*Assigned task*
Reproduce the listing below word for word and exclude any picture.

*Exercise input*

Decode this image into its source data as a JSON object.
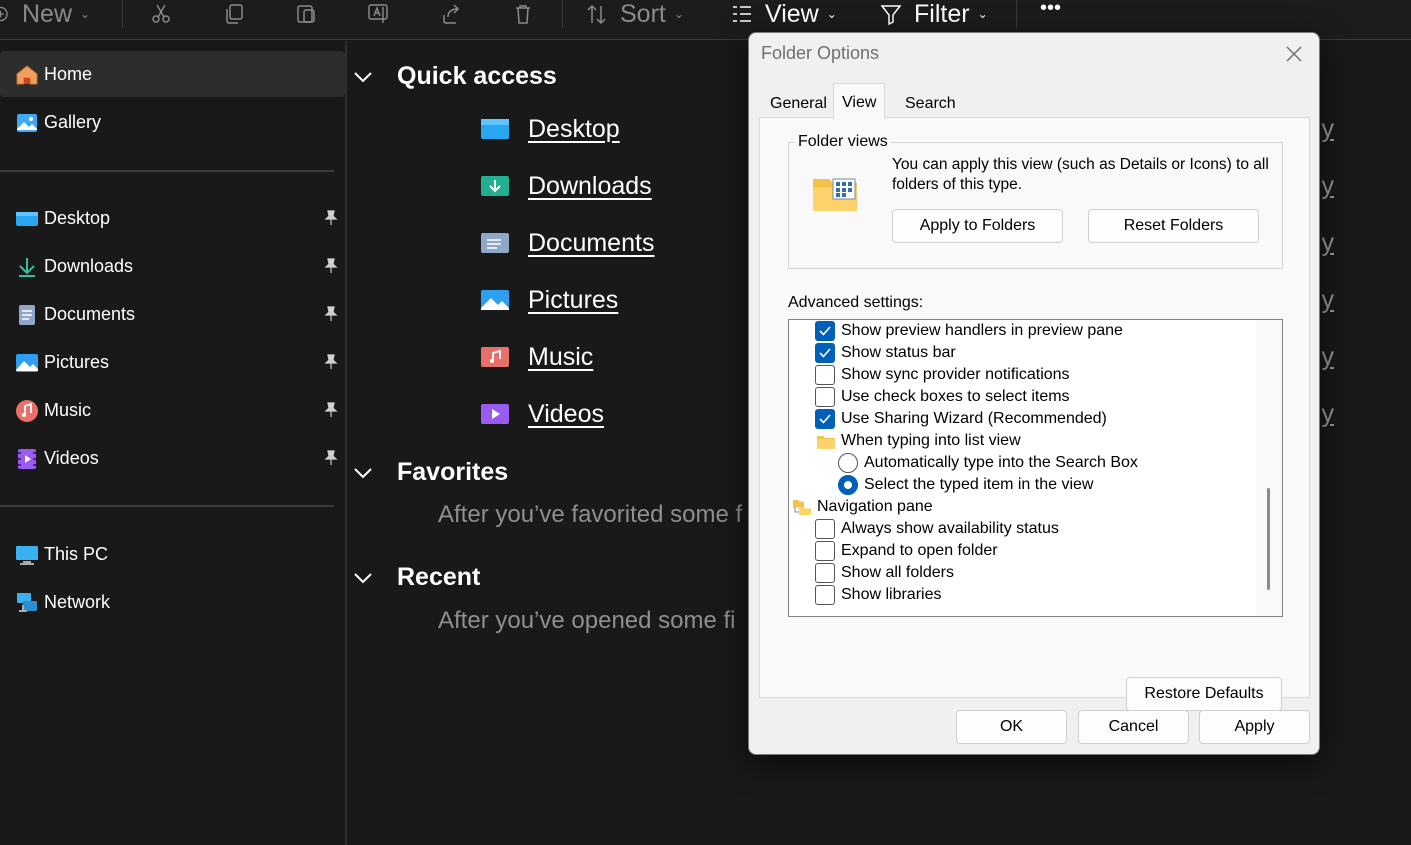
{
  "toolbar": {
    "new_label": "New",
    "sort_label": "Sort",
    "view_label": "View",
    "filter_label": "Filter",
    "more_label": "•••"
  },
  "sidebar": {
    "items": [
      {
        "label": "Home",
        "icon": "home-icon"
      },
      {
        "label": "Gallery",
        "icon": "gallery-icon"
      },
      {
        "label": "Desktop",
        "icon": "desktop-icon"
      },
      {
        "label": "Downloads",
        "icon": "downloads-icon"
      },
      {
        "label": "Documents",
        "icon": "documents-icon"
      },
      {
        "label": "Pictures",
        "icon": "pictures-icon"
      },
      {
        "label": "Music",
        "icon": "music-icon"
      },
      {
        "label": "Videos",
        "icon": "videos-icon"
      },
      {
        "label": "This PC",
        "icon": "this-pc-icon"
      },
      {
        "label": "Network",
        "icon": "network-icon"
      }
    ]
  },
  "main": {
    "quick_access": {
      "title": "Quick access",
      "items": [
        "Desktop",
        "Downloads",
        "Documents",
        "Pictures",
        "Music",
        "Videos"
      ]
    },
    "favorites": {
      "title": "Favorites",
      "hint": "After you’ve favorited some f"
    },
    "recent": {
      "title": "Recent",
      "hint": "After you’ve opened some fi"
    },
    "ghost_text": "y"
  },
  "dialog": {
    "title": "Folder Options",
    "tabs": [
      "General",
      "View",
      "Search"
    ],
    "selected_tab": "View",
    "folder_views": {
      "label": "Folder views",
      "text": "You can apply this view (such as Details or Icons) to all folders of this type.",
      "apply_button": "Apply to Folders",
      "reset_button": "Reset Folders"
    },
    "advanced_label": "Advanced settings:",
    "settings": [
      {
        "type": "checkbox",
        "label": "Show preview handlers in preview pane",
        "checked": true
      },
      {
        "type": "checkbox",
        "label": "Show status bar",
        "checked": true
      },
      {
        "type": "checkbox",
        "label": "Show sync provider notifications",
        "checked": false
      },
      {
        "type": "checkbox",
        "label": "Use check boxes to select items",
        "checked": false
      },
      {
        "type": "checkbox",
        "label": "Use Sharing Wizard (Recommended)",
        "checked": true
      },
      {
        "type": "folder",
        "label": "When typing into list view"
      },
      {
        "type": "radio",
        "label": "Automatically type into the Search Box",
        "checked": false
      },
      {
        "type": "radio",
        "label": "Select the typed item in the view",
        "checked": true
      },
      {
        "type": "folder",
        "label": "Navigation pane"
      },
      {
        "type": "checkbox",
        "label": "Always show availability status",
        "checked": false
      },
      {
        "type": "checkbox",
        "label": "Expand to open folder",
        "checked": false
      },
      {
        "type": "checkbox",
        "label": "Show all folders",
        "checked": false
      },
      {
        "type": "checkbox",
        "label": "Show libraries",
        "checked": false
      }
    ],
    "restore_button": "Restore Defaults",
    "ok_button": "OK",
    "cancel_button": "Cancel",
    "apply_button": "Apply"
  },
  "colors": {
    "accent": "#005fb8",
    "background": "#191919",
    "dialog_bg": "#f0f0f0"
  }
}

*Answer box*
Decode this image into its source data as a JSON object.
{
  "toolbar": {
    "new_label": "New",
    "sort_label": "Sort",
    "view_label": "View",
    "filter_label": "Filter",
    "more_label": "•••"
  },
  "sidebar": {
    "items": [
      {
        "label": "Home",
        "icon": "home-icon"
      },
      {
        "label": "Gallery",
        "icon": "gallery-icon"
      },
      {
        "label": "Desktop",
        "icon": "desktop-icon"
      },
      {
        "label": "Downloads",
        "icon": "downloads-icon"
      },
      {
        "label": "Documents",
        "icon": "documents-icon"
      },
      {
        "label": "Pictures",
        "icon": "pictures-icon"
      },
      {
        "label": "Music",
        "icon": "music-icon"
      },
      {
        "label": "Videos",
        "icon": "videos-icon"
      },
      {
        "label": "This PC",
        "icon": "this-pc-icon"
      },
      {
        "label": "Network",
        "icon": "network-icon"
      }
    ]
  },
  "main": {
    "quick_access": {
      "title": "Quick access",
      "items": [
        "Desktop",
        "Downloads",
        "Documents",
        "Pictures",
        "Music",
        "Videos"
      ]
    },
    "favorites": {
      "title": "Favorites",
      "hint": "After you’ve favorited some f"
    },
    "recent": {
      "title": "Recent",
      "hint": "After you’ve opened some fi"
    },
    "ghost_text": "y"
  },
  "dialog": {
    "title": "Folder Options",
    "tabs": [
      "General",
      "View",
      "Search"
    ],
    "selected_tab": "View",
    "folder_views": {
      "label": "Folder views",
      "text": "You can apply this view (such as Details or Icons) to all folders of this type.",
      "apply_button": "Apply to Folders",
      "reset_button": "Reset Folders"
    },
    "advanced_label": "Advanced settings:",
    "settings": [
      {
        "type": "checkbox",
        "label": "Show preview handlers in preview pane",
        "checked": true
      },
      {
        "type": "checkbox",
        "label": "Show status bar",
        "checked": true
      },
      {
        "type": "checkbox",
        "label": "Show sync provider notifications",
        "checked": false
      },
      {
        "type": "checkbox",
        "label": "Use check boxes to select items",
        "checked": false
      },
      {
        "type": "checkbox",
        "label": "Use Sharing Wizard (Recommended)",
        "checked": true
      },
      {
        "type": "folder",
        "label": "When typing into list view"
      },
      {
        "type": "radio",
        "label": "Automatically type into the Search Box",
        "checked": false
      },
      {
        "type": "radio",
        "label": "Select the typed item in the view",
        "checked": true
      },
      {
        "type": "folder",
        "label": "Navigation pane"
      },
      {
        "type": "checkbox",
        "label": "Always show availability status",
        "checked": false
      },
      {
        "type": "checkbox",
        "label": "Expand to open folder",
        "checked": false
      },
      {
        "type": "checkbox",
        "label": "Show all folders",
        "checked": false
      },
      {
        "type": "checkbox",
        "label": "Show libraries",
        "checked": false
      }
    ],
    "restore_button": "Restore Defaults",
    "ok_button": "OK",
    "cancel_button": "Cancel",
    "apply_button": "Apply"
  },
  "colors": {
    "accent": "#005fb8",
    "background": "#191919",
    "dialog_bg": "#f0f0f0"
  }
}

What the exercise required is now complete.